There's been a flurry of anti-capitalist rhetoric in Germany of late.
The socialist SPD party in the governing coalition has been burnishing its lacklustre profile - seeking to distance itself from its centrist CDU partner on the one hand, and the ex-communist PDS party on the other.
This may seem a strange abandonment of the political centre. But in Germany the centre is very much to the left of where it might be found in the US or the UK. And the populist success of the ex-communists doesn't leave SPD leader Kurt Beck a lot of room to manoeuvre.
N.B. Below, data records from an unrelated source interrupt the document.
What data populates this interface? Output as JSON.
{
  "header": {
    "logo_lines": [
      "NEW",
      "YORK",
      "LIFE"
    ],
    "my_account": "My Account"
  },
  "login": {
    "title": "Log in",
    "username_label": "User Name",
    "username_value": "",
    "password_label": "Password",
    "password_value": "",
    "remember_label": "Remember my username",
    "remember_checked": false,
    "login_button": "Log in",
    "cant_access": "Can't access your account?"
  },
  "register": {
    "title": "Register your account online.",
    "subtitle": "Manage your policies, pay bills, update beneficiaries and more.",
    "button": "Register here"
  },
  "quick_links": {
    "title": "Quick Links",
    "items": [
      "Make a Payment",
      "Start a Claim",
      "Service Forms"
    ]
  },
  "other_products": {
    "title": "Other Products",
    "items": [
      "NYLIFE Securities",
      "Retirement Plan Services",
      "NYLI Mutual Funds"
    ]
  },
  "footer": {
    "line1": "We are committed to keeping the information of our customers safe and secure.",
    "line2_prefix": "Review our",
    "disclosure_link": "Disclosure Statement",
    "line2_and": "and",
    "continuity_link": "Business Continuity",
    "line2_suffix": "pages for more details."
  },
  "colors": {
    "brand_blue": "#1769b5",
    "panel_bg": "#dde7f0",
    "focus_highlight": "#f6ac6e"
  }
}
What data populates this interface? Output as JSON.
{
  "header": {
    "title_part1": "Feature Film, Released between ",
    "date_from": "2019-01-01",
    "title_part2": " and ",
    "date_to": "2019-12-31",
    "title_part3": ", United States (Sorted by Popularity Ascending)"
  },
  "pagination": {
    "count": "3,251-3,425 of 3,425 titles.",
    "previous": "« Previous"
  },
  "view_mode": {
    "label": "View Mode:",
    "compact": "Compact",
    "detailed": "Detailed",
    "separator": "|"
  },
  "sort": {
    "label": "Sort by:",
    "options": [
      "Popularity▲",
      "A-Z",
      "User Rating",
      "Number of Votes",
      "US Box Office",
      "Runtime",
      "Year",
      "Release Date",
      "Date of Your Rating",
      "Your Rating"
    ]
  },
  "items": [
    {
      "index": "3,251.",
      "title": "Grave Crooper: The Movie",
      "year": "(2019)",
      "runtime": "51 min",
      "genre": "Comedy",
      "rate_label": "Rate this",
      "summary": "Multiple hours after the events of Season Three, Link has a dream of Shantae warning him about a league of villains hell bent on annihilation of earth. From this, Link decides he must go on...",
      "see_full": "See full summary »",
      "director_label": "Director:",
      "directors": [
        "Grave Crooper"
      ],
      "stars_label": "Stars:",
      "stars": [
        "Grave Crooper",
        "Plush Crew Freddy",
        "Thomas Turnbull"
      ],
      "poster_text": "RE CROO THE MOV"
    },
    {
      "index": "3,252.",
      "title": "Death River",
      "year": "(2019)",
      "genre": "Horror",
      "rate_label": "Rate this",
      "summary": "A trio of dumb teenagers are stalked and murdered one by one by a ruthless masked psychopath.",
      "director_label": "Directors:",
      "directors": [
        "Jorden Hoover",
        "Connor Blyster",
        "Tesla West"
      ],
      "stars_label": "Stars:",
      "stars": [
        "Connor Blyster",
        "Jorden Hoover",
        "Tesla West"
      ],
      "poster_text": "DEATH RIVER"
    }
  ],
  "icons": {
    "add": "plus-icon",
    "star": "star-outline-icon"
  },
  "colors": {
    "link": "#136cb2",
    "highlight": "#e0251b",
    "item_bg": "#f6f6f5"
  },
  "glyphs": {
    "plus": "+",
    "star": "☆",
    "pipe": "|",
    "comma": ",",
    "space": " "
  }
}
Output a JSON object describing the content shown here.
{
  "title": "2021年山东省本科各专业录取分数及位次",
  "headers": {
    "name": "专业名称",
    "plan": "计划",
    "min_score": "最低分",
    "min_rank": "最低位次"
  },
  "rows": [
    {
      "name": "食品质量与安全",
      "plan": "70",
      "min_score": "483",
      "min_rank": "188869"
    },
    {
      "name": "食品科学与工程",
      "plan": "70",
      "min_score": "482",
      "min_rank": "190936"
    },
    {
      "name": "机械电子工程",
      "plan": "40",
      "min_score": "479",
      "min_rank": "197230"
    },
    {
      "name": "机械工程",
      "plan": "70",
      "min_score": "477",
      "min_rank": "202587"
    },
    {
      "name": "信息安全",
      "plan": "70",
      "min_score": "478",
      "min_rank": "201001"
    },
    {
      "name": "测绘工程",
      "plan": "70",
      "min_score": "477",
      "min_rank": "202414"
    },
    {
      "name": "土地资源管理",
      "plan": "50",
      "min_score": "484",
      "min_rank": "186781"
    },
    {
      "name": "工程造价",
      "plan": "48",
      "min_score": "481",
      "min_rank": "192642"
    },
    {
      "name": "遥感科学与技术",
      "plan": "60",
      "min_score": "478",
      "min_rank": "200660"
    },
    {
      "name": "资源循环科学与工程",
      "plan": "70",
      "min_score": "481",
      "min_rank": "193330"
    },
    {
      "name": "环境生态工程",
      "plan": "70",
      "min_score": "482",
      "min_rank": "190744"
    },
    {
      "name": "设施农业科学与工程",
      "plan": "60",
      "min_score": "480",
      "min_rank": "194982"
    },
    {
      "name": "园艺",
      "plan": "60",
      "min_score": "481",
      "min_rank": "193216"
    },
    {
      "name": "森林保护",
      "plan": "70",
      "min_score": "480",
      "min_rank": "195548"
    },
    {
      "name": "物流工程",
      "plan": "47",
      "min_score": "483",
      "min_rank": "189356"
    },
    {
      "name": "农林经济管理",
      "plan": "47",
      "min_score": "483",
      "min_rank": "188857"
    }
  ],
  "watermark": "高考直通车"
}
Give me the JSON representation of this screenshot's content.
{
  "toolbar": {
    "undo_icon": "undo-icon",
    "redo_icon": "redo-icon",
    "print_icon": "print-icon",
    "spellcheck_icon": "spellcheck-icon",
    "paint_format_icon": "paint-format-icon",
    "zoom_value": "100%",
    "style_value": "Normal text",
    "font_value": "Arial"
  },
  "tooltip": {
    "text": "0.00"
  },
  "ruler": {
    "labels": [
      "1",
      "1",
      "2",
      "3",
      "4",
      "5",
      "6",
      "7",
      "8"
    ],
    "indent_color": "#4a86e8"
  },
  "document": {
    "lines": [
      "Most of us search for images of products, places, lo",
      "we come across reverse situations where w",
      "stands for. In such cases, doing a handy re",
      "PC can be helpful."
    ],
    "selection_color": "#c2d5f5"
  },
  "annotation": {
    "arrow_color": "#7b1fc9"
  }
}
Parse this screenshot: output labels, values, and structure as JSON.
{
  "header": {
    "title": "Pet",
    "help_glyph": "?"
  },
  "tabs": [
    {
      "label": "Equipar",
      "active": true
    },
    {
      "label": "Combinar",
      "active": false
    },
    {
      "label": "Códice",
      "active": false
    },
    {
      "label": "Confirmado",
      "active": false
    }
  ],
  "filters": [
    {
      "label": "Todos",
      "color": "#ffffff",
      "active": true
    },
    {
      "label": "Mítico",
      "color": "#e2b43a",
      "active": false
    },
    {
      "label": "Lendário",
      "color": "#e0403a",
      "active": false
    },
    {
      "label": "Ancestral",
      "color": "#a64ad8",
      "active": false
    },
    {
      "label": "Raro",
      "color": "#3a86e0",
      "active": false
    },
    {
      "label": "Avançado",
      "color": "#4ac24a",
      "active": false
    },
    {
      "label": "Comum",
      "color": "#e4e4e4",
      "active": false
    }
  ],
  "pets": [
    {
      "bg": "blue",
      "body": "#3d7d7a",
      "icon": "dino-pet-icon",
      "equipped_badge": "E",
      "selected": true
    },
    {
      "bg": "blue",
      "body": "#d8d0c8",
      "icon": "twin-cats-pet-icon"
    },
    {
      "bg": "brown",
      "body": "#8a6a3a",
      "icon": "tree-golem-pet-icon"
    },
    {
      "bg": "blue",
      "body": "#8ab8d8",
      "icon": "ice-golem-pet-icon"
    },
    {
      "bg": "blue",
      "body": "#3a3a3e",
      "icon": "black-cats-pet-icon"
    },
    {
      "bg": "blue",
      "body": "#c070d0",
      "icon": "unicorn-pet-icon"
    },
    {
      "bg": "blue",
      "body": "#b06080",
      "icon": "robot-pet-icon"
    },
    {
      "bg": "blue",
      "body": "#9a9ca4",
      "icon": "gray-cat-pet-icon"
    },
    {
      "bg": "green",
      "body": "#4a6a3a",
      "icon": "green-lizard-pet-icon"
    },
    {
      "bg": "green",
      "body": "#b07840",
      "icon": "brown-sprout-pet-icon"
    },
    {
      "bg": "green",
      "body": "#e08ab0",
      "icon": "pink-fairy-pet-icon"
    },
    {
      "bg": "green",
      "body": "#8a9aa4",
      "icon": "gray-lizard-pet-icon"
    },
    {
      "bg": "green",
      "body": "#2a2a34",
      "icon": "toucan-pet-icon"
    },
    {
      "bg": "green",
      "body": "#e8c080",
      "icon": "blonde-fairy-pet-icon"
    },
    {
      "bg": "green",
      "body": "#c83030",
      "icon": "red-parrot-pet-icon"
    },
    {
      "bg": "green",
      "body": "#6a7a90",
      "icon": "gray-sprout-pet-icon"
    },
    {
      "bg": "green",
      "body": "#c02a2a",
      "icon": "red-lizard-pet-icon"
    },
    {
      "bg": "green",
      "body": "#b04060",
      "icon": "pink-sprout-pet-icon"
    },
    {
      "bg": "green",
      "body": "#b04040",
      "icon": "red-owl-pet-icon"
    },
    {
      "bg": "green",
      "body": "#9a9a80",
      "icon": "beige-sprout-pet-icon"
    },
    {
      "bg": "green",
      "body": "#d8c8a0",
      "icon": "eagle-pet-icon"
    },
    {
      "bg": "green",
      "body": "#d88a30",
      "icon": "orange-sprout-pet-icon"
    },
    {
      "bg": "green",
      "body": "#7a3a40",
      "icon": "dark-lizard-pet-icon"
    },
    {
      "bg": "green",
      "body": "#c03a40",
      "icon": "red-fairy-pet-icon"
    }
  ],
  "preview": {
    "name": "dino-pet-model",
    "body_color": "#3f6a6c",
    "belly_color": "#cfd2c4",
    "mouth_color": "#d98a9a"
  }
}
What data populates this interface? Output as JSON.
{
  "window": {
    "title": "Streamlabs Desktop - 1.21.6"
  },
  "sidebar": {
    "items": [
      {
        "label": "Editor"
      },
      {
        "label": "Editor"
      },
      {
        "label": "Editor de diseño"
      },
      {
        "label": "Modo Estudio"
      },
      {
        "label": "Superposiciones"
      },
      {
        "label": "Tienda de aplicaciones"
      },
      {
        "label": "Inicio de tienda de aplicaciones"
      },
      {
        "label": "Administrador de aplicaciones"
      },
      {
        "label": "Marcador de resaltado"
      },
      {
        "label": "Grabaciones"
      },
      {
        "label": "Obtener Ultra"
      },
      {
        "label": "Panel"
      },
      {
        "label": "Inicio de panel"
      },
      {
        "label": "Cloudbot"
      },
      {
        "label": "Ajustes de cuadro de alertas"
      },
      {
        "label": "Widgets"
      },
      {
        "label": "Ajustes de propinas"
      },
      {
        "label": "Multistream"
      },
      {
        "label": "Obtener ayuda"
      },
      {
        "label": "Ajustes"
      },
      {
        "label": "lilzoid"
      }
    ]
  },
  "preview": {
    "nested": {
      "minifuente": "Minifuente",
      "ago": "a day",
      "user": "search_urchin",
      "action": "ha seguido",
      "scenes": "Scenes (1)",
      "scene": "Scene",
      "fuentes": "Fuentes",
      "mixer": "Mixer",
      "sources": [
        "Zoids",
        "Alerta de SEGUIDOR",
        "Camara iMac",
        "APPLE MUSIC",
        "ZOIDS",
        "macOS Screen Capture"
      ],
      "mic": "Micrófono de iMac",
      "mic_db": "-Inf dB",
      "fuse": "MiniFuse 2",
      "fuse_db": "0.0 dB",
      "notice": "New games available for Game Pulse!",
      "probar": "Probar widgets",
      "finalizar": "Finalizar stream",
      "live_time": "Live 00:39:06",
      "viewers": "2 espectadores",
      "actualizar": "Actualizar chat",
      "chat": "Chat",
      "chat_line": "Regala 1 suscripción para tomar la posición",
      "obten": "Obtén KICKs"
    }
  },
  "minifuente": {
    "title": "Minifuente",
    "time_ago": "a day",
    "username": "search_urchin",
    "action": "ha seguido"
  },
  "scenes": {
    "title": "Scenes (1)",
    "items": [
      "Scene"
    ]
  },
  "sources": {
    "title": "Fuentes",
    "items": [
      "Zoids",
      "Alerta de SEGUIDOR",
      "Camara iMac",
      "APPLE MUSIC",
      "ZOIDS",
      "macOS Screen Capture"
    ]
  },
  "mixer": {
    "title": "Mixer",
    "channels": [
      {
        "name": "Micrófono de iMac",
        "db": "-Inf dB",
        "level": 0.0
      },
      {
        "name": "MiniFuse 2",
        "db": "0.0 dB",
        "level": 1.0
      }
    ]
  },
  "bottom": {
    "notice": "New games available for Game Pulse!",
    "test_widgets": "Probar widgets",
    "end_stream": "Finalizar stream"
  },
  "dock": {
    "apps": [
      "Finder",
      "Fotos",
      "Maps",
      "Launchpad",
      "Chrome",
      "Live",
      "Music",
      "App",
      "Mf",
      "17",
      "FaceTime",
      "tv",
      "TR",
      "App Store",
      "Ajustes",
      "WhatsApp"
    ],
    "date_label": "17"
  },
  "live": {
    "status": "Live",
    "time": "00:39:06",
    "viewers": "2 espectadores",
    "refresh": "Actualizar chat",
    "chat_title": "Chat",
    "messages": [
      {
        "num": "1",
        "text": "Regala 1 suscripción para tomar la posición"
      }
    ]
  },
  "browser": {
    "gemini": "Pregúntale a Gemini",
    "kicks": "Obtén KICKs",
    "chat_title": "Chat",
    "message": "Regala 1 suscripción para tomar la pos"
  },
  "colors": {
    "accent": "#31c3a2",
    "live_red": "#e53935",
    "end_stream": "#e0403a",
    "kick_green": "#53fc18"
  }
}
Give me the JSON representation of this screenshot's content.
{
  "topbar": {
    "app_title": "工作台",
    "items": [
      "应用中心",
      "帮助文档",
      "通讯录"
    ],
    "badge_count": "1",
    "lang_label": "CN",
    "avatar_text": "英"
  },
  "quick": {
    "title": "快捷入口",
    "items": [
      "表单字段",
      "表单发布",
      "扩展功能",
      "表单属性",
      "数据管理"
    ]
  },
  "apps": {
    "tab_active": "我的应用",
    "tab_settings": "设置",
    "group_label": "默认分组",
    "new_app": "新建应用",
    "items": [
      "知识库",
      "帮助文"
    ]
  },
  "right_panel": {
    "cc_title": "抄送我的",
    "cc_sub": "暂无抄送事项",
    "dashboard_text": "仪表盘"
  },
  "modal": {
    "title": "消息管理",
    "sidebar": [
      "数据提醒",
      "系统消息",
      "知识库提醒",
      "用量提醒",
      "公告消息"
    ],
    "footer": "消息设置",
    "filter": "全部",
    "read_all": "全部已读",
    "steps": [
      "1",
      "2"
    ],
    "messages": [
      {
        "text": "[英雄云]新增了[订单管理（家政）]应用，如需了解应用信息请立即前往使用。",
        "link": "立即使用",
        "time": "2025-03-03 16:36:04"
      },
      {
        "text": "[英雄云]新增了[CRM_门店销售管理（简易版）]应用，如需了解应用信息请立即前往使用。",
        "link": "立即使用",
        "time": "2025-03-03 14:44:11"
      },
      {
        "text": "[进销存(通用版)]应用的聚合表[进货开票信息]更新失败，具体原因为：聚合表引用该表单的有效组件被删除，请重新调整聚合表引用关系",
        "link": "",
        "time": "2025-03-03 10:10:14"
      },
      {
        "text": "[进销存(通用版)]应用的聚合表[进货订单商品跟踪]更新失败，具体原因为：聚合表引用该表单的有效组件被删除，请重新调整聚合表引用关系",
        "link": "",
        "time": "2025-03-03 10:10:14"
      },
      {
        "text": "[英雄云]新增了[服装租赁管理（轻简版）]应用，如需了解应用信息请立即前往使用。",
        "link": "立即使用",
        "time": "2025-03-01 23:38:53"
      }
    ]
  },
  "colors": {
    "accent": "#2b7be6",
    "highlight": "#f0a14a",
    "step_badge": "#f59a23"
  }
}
And so he's been dusting off trusty old arguments about the iniquity of private capital, the wickedness of greedy corporate leaders, the locust-like threats of global investment, and all the rest of it. A strong central state managing everything is Beck's answer to these ills.
Stefan Theis, Newsweek's economics editor, gives an analysis of how such attitudes are actively fostered by Germany's (and France's) educational system. Capitalism and entrepreneurs are routinely blamed for the world's woes, says Theis, in the economics courses offered by their secondary schools and universities. State control is posited as necessary to curb the damage wrought by business. In this way, says Theis, France and Germany's elites are given an unbalanced view of business and the state.
Support comes from a reliable source. In the Guardian, Madeleine Bunting reviews Oliver James' The Selfish Capitalist, a study of the ramifications of what has been called Affluenza. James notes that the increased economic wealth brought about by capitalism hasn't brought increased happiness. In fact, it has apparently increased the incidence of mental illness, or at least the incidence of treatment for such ills. The inevitable conclusion, drawn by both James and Bunting, is that capitalism is therefore to blame.
Curious how politicians and intelligentsia of the left, having seen that socialism isn't much good at making citizens rich, now line up to flay capitalism for the problems material prosperity brings. The more so given that socialism's promise was always based on the pre-eminence of material goods.
Link to Bunting's review of Oliver James' The Selfish Capitalist:
The big question | Review | Guardian Unlimited Books
Link to Stefan Theis' article:
Foreign Policy: Europe’s Philosophy of Failure